To lure people away from cities where the cost of living is lower, companies have to offer above-average salaries. However, when the cost of living is above the national average, even high salaries sometimes aren’t enough. A study from GOBankingrates.com found that residents of Seattle earn a median household income $4,727 less than the income needed to cover necessities, savings and additional expenses.
- Employees in the Seattle-Tacoma-Bellevue Metropolitan Statistical Area had an average hourly wage of $31.44 in May 2018, about 26 percent above the nationwide average of $24.98
The average hourly wage for computer programmers in the Seattle area is $62.16 compared to $43.07 nationwide. This disparity is attributed to the high demand for engineering talent in the Seattle area. Amazon, just one example, currently lists some 4,500 software development openings in the greater Seattle area. Seattle companies are not only competing for talent with traditional tech cities, but also up-and-coming areas like Vancouver, Los Angeles, and Cleveland, some of which offer lower costs of living, making them more attractive to many in the tech industry. Companies operating on the Seattle job market will need to offer higher salary numbers to stay competitive.
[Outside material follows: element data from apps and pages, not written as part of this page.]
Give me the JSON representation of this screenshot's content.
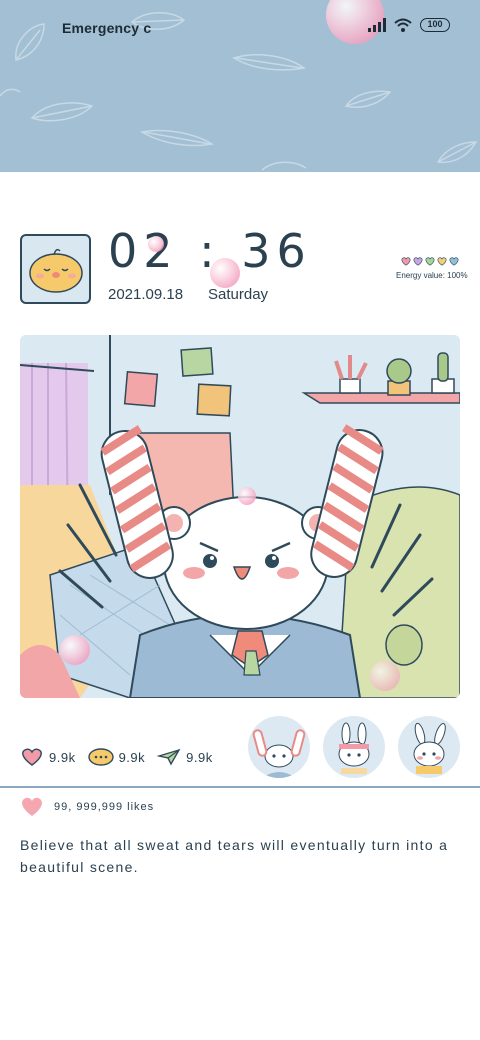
{
  "status_bar": {
    "carrier": "Emergency c",
    "battery": "100",
    "icons": [
      "signal-icon",
      "wifi-icon",
      "battery-icon"
    ]
  },
  "clock": {
    "time": "02 : 36",
    "date": "2021.09.18",
    "weekday": "Saturday"
  },
  "energy": {
    "label": "Energy value:  100%",
    "heart_colors": [
      "#f29aa8",
      "#c7a7e6",
      "#a8d39a",
      "#f2cf7d",
      "#8fc1dc"
    ]
  },
  "stats": [
    {
      "icon": "heart-icon",
      "value": "9.9k"
    },
    {
      "icon": "comment-bubble-icon",
      "value": "9.9k"
    },
    {
      "icon": "paper-plane-icon",
      "value": "9.9k"
    }
  ],
  "likes": {
    "icon": "heart-icon",
    "text": "99, 999,999 likes"
  },
  "quote": "Believe that all sweat and tears will eventually turn into a beautiful scene.",
  "colors": {
    "header": "#a3bfd3",
    "accent_pink": "#f29aa8",
    "text": "#2b4150"
  }
}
- It costs employers in the Pacific states of AK, CA, HI, OR, and WA an average of $41.27 per hour per employee, compared to the country’s average of $34.49.
This figure is the total of wages and salaries plus additional costs such as benefits, paid leave, insurance etc. The cost of operations will continue to challenge Seattle businesses with employee costs alone amounting to almost 20% more than the average across the country. With the high cost of office space and other operational necessities likely to remain high in Seattle, it’s going to stay one of the most expensive cities in the U.S. in which to do business. Just ask Amazon. With 53,500 local employees, the online retailer paid $9 billion to its workers last year.
There’s no doubt about it, the city is experiencing an unparalleled economic boom, fuelled largely by big tech companies’ rapid pace of new jobs in Seattle. This job growth has brought with it welcome prosperity to the region, but also challenges as the real estate required to accommodate this job growth has lagged, and transport infrastructure isn’t keeping up. People want to live in Seattle and companies want to do business in Seattle. There’s no end in sight to the city’s growth, with Amazon on the hunt for 10,000 new employees in the Seattle area by 2020 and Apple planning to employ more than 1,000 workers in Seattle by 2022.
The question remains, however, can Seattle maintain such a breakneck pace of growth? And if so, for how long?